Using the extraordinary properties of quantum systems, researchers have discovered a completely new way of processing information and it opens up a world of new algorithms – quantum algorithms. These include faster algorithms for search and optimisation and even a new type of machine learning.
Possibility of quantum leap in life science
Using quantum algorithms, researchers at the Quantum for Life Center want to develop quantum software with huge potential for the medical industry. With a grant of approximately 8 million USD from the Novo Nordisk Foundation, the researchers have set out to demonstrate how a combination of quantum hardware and quantum software can help in two essential ways: First, enable us to speed up computationally demanding tasks in bioinformatics and second, enable faster simulation of biomolecules for drug discovery.
Computing muscle in high demand
Modern life science depends on computing muscle. One way computers are used is to analyse the huge amounts of data that the can be found in, for example, DNA. Anders Krogh, who is professor at the University of Copenhagen and a principal investigator at the Quantum for Life Center, was among the first to introduce machine learning into the analysis of proteins and DNA. He will identify computationally demanding tasks in bioinformatics which could profit from quantum algorithms and develop new forms of quantum machine learning for faster handling of big data.
Computer aided drug development
Another life science area in which computers are essential is drug development.

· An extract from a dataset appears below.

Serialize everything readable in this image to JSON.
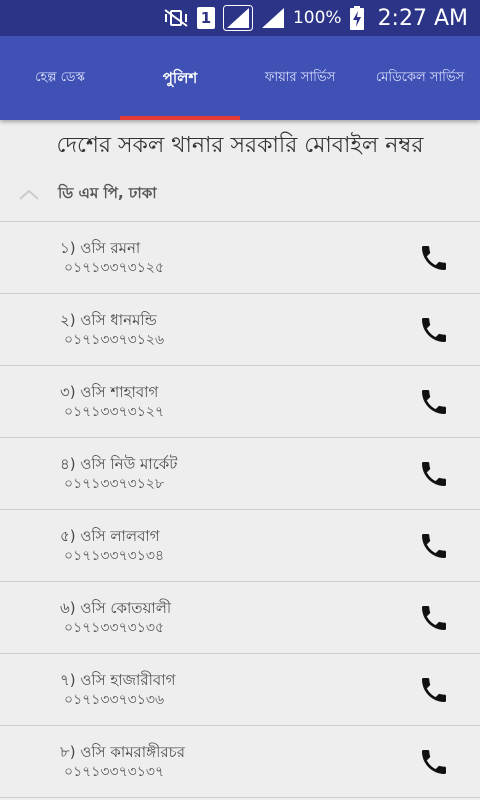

As a supplement to the time-consuming experiments in the laboratory, computers are used for calculating characteristics of the molecules researchers want to create.
The movement and bonds of the electrons govern how molecules react with each other and therefore what characteristics they have. Some bonds can be modelled relatively accurately with standard computers, but this cannot be achieved for more complex bonds.
Matthias Christandl explains: “If you take on the task to write down all the potential quantum states of such a molecule, you will find it to be impossible. You would need more paper than exists in the world. Remember, the electrons in a molecule can be at two places at the same time. Simulating their properties accurately is only possible using a quantum computer which can have bits that are 0 and 1 at the same time.
Markus Reiher, a world expert in computational chemistry based at ETH Zurich, will identify the computational bottlenecks in the classical simulation of large molecules, one of the challenges in drug design. Together with Matthias Christandl and their teams, he will develop novel quantum software that will circumvent the bottlenecks.
Building the hardware
Building the hardware of a universal quantum computer, the quantum analogue of a Turing machine, remains a daunting challenge. However, it is expected that more specialised quantum hardware, “quantum simulators”, could run useful quantum algorithms in the near future.
Eugene Polzik, professor at the Niels Bohr Institute known for his early work on quantum teleportation, will contribute to this part of the project by building the quantum hardware. More precisely, a novel platform for quantum simulation, where single atoms will be held by individual tweezers made out of light. They will be configured to mimic the shape of atoms in a molecule, thereby running the quantum software developed by his fellow Quantum for Life researchers.
Matthias Christandl states: “With the exciting research we carry out in the center we have the ambition to create the nucleus for a Danish Quantum Life Science Industry benefitting not only research and education, but also society as a whole.
Acknowledgements: We thank the Novo Nordisk Foundation for financial support and Daniel Stilck França for valuable input to the article.
Matthias Christandl, Center Leader
University of Copenhagen, Denmark